- Promotes storage of glucose as glycogen by activating glucogen synthase
- Reduces glucose output by inhibiting gluconeogenesis
- Reduces glucose output by inhibiting glycogenolysis through decreasing glycogen phophorylase activity
- Reduces formation of ketone bodies by decreasing beta-oxidationg of FAs
What are the actions of insulin on muscle?
- Stimulates glucose and AA uptake
- Stimulates gluocse storage as glycogen
What are the actions of insulin on adipose tissue?
- Stimulate glucose and AA uptake
- Increase the formation of alpha-glycerophosphate for FA esterification and triglyceride storage
How does insulin promote storage of FAs?
- Accelerates uptake and storage of lipid in adipocytes by stimulating lipoprotein lipase (which converts triglycerides into free fatty acids which are able to enter adipocytes)
- Facilitates glucose uptake into adipocytes (becoming a 3C backbone for TG formation
- Enhances liver FA synthesis and TG release
- Dramatically inhibits hormonally sensitive lipases in adipocytes, further reducing blood levels of free FAs
- Inhibits conversion of FA to ketoacids in hepatocytes
What stimulates insulin release?
- GI hormones (i.e. Glucagon-like peptide-I)
- B2 adrenergic receptors - Epinephrine
What inhibits insulin release?
- a2 adrenergic receptor
What is the mechanism of B-cell insulin release when activated by glucose?
Glucose metabolism generates ATP
- ATP closes K+ channels resulting in depolarization, leading to Ca2+ channel opening
- Ca2+ mediates insulin release
What tissues does insulin NOT regulate glucose uptake?
- Peripheral neurons (including retina)
- Renal medullary cells
- Cells lining blood vessels

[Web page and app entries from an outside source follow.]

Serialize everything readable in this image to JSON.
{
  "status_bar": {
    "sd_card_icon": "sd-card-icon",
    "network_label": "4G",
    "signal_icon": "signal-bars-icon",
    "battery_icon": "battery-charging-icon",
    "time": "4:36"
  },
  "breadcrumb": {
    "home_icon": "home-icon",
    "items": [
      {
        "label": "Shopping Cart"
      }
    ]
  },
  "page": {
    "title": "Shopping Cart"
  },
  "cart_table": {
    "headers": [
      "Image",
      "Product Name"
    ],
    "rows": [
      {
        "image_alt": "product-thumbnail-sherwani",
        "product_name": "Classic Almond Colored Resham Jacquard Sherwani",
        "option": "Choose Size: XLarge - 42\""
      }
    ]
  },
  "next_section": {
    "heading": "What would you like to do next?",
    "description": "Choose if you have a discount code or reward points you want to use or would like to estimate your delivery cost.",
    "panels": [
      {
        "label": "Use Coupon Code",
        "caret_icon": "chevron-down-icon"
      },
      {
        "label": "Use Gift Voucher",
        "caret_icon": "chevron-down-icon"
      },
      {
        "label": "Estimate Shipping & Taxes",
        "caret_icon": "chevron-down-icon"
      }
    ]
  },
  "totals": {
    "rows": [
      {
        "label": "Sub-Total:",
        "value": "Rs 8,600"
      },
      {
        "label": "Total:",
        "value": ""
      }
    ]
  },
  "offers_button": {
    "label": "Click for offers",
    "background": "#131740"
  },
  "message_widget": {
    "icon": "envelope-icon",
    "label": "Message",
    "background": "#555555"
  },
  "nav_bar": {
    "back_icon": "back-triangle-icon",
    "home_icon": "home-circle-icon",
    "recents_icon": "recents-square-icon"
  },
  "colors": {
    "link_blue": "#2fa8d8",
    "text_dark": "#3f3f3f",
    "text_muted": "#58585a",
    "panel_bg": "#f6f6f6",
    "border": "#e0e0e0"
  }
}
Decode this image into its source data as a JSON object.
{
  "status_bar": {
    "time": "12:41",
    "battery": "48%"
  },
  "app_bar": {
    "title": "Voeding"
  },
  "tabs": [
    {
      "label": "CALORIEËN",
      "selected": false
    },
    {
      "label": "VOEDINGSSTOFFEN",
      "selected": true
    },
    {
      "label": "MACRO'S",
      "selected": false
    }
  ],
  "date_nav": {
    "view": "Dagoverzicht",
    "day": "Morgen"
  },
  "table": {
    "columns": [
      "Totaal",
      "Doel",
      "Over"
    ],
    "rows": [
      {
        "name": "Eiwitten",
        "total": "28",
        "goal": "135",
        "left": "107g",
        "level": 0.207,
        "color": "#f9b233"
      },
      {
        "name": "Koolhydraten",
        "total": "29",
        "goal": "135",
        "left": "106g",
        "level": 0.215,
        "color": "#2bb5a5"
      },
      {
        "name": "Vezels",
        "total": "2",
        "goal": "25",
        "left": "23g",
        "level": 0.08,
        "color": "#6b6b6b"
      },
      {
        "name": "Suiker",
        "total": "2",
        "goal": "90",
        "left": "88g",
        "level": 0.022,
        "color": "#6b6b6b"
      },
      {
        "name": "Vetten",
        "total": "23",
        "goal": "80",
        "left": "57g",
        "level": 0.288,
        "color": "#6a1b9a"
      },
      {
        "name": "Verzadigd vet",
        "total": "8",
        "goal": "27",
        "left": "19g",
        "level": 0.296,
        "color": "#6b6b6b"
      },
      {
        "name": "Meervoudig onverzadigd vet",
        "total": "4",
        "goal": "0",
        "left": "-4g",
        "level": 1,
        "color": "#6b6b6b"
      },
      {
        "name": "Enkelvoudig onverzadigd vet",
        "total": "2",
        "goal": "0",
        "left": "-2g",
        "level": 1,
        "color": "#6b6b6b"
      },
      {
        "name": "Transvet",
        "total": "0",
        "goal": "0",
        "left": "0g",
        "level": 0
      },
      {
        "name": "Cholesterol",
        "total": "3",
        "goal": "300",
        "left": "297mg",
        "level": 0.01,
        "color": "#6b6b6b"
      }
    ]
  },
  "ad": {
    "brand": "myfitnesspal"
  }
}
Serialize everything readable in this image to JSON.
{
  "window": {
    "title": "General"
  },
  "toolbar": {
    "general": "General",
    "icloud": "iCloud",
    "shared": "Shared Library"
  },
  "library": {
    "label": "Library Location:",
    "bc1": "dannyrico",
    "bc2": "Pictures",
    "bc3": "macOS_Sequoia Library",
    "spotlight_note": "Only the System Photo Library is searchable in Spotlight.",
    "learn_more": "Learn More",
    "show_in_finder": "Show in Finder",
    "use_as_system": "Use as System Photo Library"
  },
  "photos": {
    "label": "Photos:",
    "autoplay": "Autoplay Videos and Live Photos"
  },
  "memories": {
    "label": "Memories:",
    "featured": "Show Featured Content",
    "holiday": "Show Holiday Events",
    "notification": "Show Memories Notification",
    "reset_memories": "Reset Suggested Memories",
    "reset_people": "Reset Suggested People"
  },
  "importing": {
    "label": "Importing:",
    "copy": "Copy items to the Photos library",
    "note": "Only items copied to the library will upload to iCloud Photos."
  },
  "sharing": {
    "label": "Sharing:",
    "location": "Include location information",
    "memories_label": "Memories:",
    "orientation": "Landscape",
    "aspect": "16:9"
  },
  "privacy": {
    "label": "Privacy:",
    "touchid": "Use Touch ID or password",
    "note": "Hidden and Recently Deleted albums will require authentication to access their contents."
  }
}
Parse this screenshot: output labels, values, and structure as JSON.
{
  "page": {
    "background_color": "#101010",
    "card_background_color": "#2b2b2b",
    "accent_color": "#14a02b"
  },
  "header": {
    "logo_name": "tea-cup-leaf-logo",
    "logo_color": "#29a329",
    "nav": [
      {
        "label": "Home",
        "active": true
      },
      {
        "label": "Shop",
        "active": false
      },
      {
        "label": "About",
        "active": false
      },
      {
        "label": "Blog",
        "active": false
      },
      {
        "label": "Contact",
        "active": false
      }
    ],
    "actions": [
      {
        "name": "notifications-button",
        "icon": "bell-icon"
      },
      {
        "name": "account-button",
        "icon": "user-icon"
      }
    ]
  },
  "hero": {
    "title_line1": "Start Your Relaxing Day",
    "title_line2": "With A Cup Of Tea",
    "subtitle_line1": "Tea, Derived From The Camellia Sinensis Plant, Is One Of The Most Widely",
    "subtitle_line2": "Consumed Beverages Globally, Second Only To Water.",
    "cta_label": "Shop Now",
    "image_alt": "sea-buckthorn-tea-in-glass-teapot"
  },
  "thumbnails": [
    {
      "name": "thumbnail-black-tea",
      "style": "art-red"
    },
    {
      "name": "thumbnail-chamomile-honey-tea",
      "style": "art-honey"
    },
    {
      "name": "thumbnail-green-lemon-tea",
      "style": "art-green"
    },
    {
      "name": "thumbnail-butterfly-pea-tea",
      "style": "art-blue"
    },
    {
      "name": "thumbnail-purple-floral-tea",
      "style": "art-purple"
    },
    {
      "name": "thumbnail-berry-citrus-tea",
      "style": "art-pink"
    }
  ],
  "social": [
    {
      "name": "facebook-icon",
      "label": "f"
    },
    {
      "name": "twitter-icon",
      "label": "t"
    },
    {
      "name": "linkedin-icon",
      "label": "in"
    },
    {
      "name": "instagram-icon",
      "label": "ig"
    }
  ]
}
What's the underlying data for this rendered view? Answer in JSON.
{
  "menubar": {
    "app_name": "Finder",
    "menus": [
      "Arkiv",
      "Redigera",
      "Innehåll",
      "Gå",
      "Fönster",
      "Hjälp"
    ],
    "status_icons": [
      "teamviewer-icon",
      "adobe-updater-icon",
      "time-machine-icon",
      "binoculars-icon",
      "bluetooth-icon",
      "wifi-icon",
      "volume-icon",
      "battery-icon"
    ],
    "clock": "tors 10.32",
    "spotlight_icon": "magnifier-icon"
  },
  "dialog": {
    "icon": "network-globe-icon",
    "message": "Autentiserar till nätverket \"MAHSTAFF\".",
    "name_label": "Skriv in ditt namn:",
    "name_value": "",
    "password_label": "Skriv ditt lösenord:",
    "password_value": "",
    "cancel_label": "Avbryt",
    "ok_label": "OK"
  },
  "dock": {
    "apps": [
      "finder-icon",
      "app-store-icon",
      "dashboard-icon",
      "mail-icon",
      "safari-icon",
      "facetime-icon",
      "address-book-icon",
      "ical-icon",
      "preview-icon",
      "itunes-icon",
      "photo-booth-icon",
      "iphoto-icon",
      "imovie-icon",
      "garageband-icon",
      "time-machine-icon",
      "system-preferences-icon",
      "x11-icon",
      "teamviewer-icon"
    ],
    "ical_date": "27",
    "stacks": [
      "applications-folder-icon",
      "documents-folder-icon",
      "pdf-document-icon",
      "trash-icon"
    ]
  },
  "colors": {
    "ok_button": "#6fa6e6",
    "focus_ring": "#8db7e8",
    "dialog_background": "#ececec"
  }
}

- Liver cells (though it does regulate glucose metabolism in the liver)
What hormones counter insulin?
Cortisol (works much slower than glucagon)
Epi & NE